The frenzied atmosphere post-mass casualty event explains a lot of this, of course. It explains why reporters and media personalities (an important distinction) seemed willing to believe this attention-seeker. But more broadly speaking, there is another reason why the media needs to exercise more restraint when reporting on shooters.

We know that mass killers, particularly the young, study the coverage of murder sprees. As the sociologist Zeynep Tufekci demonstrated, aspiring mass murders have a tendency to leave behind a trail of breadcrumbs — print and video — in the hopes that it all generates exposure once the deed is done. Too often, news outlets dutifully oblige the killers’ requests. “Seems the more people you kill, the more you're in the limelight,” wrote the gunman who killed ten people at an Oregon community college in 2015 amid a wistful rumination on way murder can overcome lonely anonymity. This particular shooter was also infatuated with Nazi symbolism.

News media has made a habit of debunking the post-shooting hoaxes that reliably spring up on the more dimly lit corners of the internet, even if that misinformation does not appear to have much purchase. This is a public service, but it is not without risk. Even a disapproving signal boost by respectable mainstream outlets may satisfy the hoaxers, perpetuating the cycle. Moreover, as this most recent episode demonstrates, even respected reporters are susceptible to bias-confirming disinformation.

For some, the extent to which the mainstream press has provided fringe organizations with coverage disproportionate to their relative influence has become a source of consternation.
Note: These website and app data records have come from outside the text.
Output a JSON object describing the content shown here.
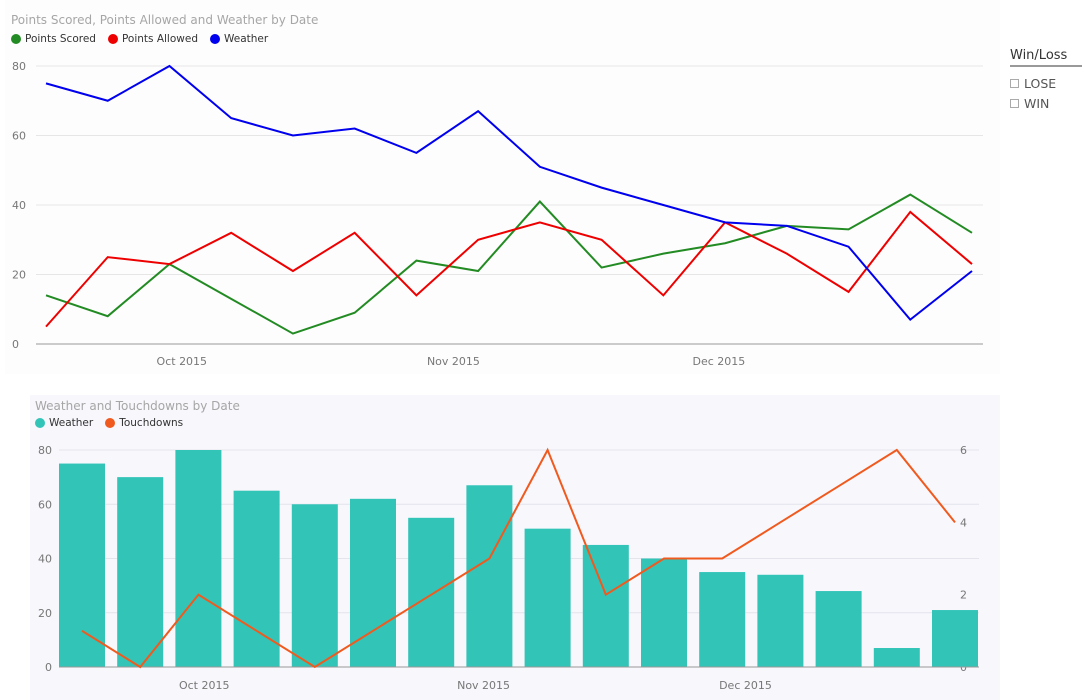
{
  "chart_data": [
    {
      "type": "line",
      "title": "Points Scored, Points Allowed and Weather by Date",
      "xlabel": "",
      "ylabel": "",
      "ylim": [
        0,
        80
      ],
      "yticks": [
        0,
        20,
        40,
        60,
        80
      ],
      "xtick_labels": [
        "Oct 2015",
        "Nov 2015",
        "Dec 2015"
      ],
      "xtick_positions": [
        2.2,
        6.6,
        10.9
      ],
      "grid": true,
      "legend": "top-left",
      "x": [
        0,
        1,
        2,
        3,
        4,
        5,
        6,
        7,
        8,
        9,
        10,
        11,
        12,
        13,
        14,
        15
      ],
      "series": [
        {
          "name": "Points Scored",
          "color": "#238b23",
          "values": [
            14,
            8,
            23,
            13,
            3,
            9,
            24,
            21,
            41,
            22,
            26,
            29,
            34,
            33,
            43,
            32
          ]
        },
        {
          "name": "Points Allowed",
          "color": "#ee0000",
          "values": [
            5,
            25,
            23,
            32,
            21,
            32,
            14,
            30,
            35,
            30,
            14,
            35,
            26,
            15,
            38,
            23
          ]
        },
        {
          "name": "Weather",
          "color": "#0000ee",
          "values": [
            75,
            70,
            80,
            65,
            60,
            62,
            55,
            67,
            51,
            45,
            40,
            35,
            34,
            28,
            7,
            21
          ]
        }
      ]
    },
    {
      "type": "bar",
      "title": "Weather and Touchdowns by Date",
      "xlabel": "",
      "ylabel": "",
      "ylim": [
        0,
        80
      ],
      "yticks": [
        0,
        20,
        40,
        60,
        80
      ],
      "y2lim": [
        0,
        6
      ],
      "y2ticks": [
        0,
        2,
        4,
        6
      ],
      "xtick_labels": [
        "Oct 2015",
        "Nov 2015",
        "Dec 2015"
      ],
      "xtick_positions": [
        2.1,
        6.9,
        11.4
      ],
      "grid": true,
      "legend": "top-left",
      "x": [
        0,
        1,
        2,
        3,
        4,
        5,
        6,
        7,
        8,
        9,
        10,
        11,
        12,
        13,
        14,
        15
      ],
      "series": [
        {
          "name": "Weather",
          "type": "bar",
          "axis": "left",
          "color": "#33c4b8",
          "values": [
            75,
            70,
            80,
            65,
            60,
            62,
            55,
            67,
            51,
            45,
            40,
            35,
            34,
            28,
            7,
            21
          ]
        },
        {
          "name": "Touchdowns",
          "type": "line",
          "axis": "right",
          "color": "#f05a1e",
          "values": [
            1,
            0,
            2,
            1,
            0,
            1,
            2,
            3,
            6,
            2,
            3,
            3,
            4,
            5,
            6,
            4
          ]
        }
      ]
    }
  ],
  "slicer": {
    "title": "Win/Loss",
    "items": [
      {
        "label": "LOSE"
      },
      {
        "label": "WIN"
      }
    ]
  }
}
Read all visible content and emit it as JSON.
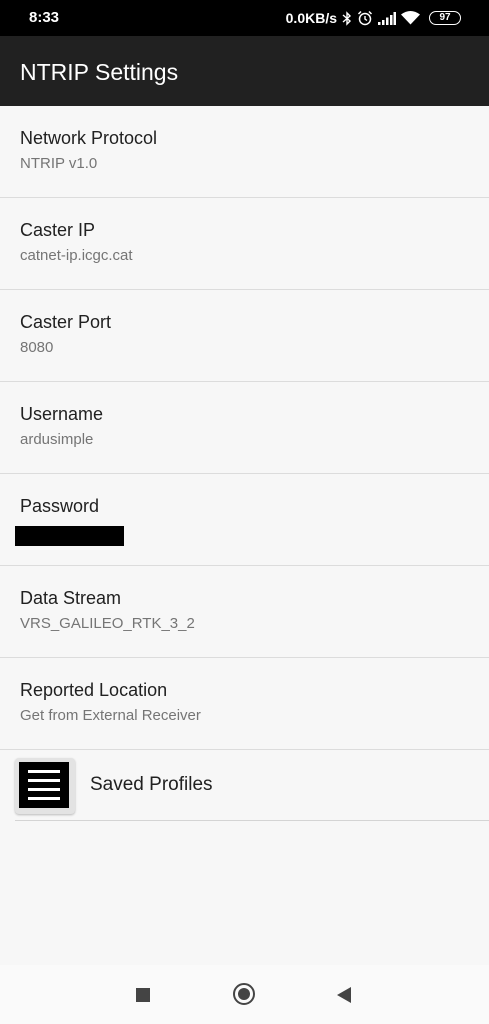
{
  "status_bar": {
    "time": "8:33",
    "net_speed": "0.0KB/s",
    "battery": "97",
    "icons": [
      "bluetooth-icon",
      "alarm-icon",
      "signal-icon",
      "wifi-icon",
      "battery-icon"
    ]
  },
  "app_bar": {
    "title": "NTRIP Settings"
  },
  "preferences": [
    {
      "title": "Network Protocol",
      "summary": "NTRIP v1.0"
    },
    {
      "title": "Caster IP",
      "summary": "catnet-ip.icgc.cat"
    },
    {
      "title": "Caster Port",
      "summary": "8080"
    },
    {
      "title": "Username",
      "summary": "ardusimple"
    },
    {
      "title": "Password",
      "summary": ""
    },
    {
      "title": "Data Stream",
      "summary": "VRS_GALILEO_RTK_3_2"
    },
    {
      "title": "Reported Location",
      "summary": "Get from External Receiver"
    }
  ],
  "saved_profiles": {
    "label": "Saved Profiles",
    "icon": "list-icon"
  },
  "nav_bar": {
    "icons": [
      "recent-apps-icon",
      "home-icon",
      "back-icon"
    ]
  },
  "colors": {
    "app_bar": "#212121",
    "background": "#f7f7f7",
    "summary_text": "#757575"
  }
}
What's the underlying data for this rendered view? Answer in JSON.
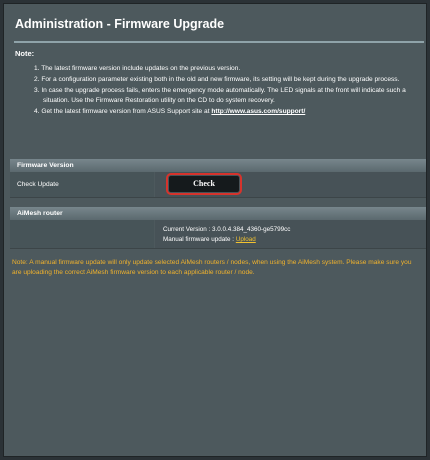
{
  "header": {
    "title": "Administration - Firmware Upgrade"
  },
  "notes": {
    "label": "Note:",
    "items": [
      "1. The latest firmware version include updates on the previous version.",
      "2. For a configuration parameter existing both in the old and new firmware, its setting will be kept during the upgrade process.",
      "3. In case the upgrade process fails, enters the emergency mode automatically. The LED signals at the front will indicate such a situation. Use the Firmware Restoration utility on the CD to do system recovery.",
      "4. Get the latest firmware version from ASUS Support site at "
    ],
    "support_link": "http://www.asus.com/support/"
  },
  "firmware_version": {
    "section_title": "Firmware Version",
    "check_label": "Check Update",
    "check_button": "Check"
  },
  "aimesh": {
    "section_title": "AiMesh router",
    "current_version": "Current Version : 3.0.0.4.384_4360-ge5799cc",
    "manual_update_label": "Manual firmware update : ",
    "upload_link": "Upload"
  },
  "warning": "Note: A manual firmware update will only update selected AiMesh routers / nodes, when using the AiMesh system. Please make sure you are uploading the correct AiMesh firmware version to each applicable router / node.",
  "colors": {
    "panel_bg": "#4d595d",
    "highlight_border": "#d6332c",
    "warning_text": "#f0b22d",
    "link_upload": "#f2c230"
  }
}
Others have expressed frustration over the extent to which news media seems committed to providing saturation coverage to successful mass shooters. Studies suggest that “media contagion” creates incentives for psychologically disturbed individuals who seek validation, even if it takes the form of negative public attention. In Parkland, we see the effects of both happening at once.

The press is bound to make mistakes, of course. And errors like these do not excuse the legislative gaps that allow prospective mass shooters to acquire the weapons they use or the carelessness with which law enforcement handles early warning signs or an American society that has fetishized violence or a mental health infrastructure that is not equipped to take proactive measures.

Ultimately, the phenomenon of mass shootings requires a solution, and part of that solution must address the dangers of bias-confirming voyeurism.

As the nation engages in yet another bout of introspection and self-criticism, as it should, the media must also look inward. Mass shootings are a societal ill, and it is incumbent on every element of society — including its Fourth Estate — to come to terms with its role in compounding the problem.

Noah Rothman is the Associate Editor of COMMENTARY Magazine.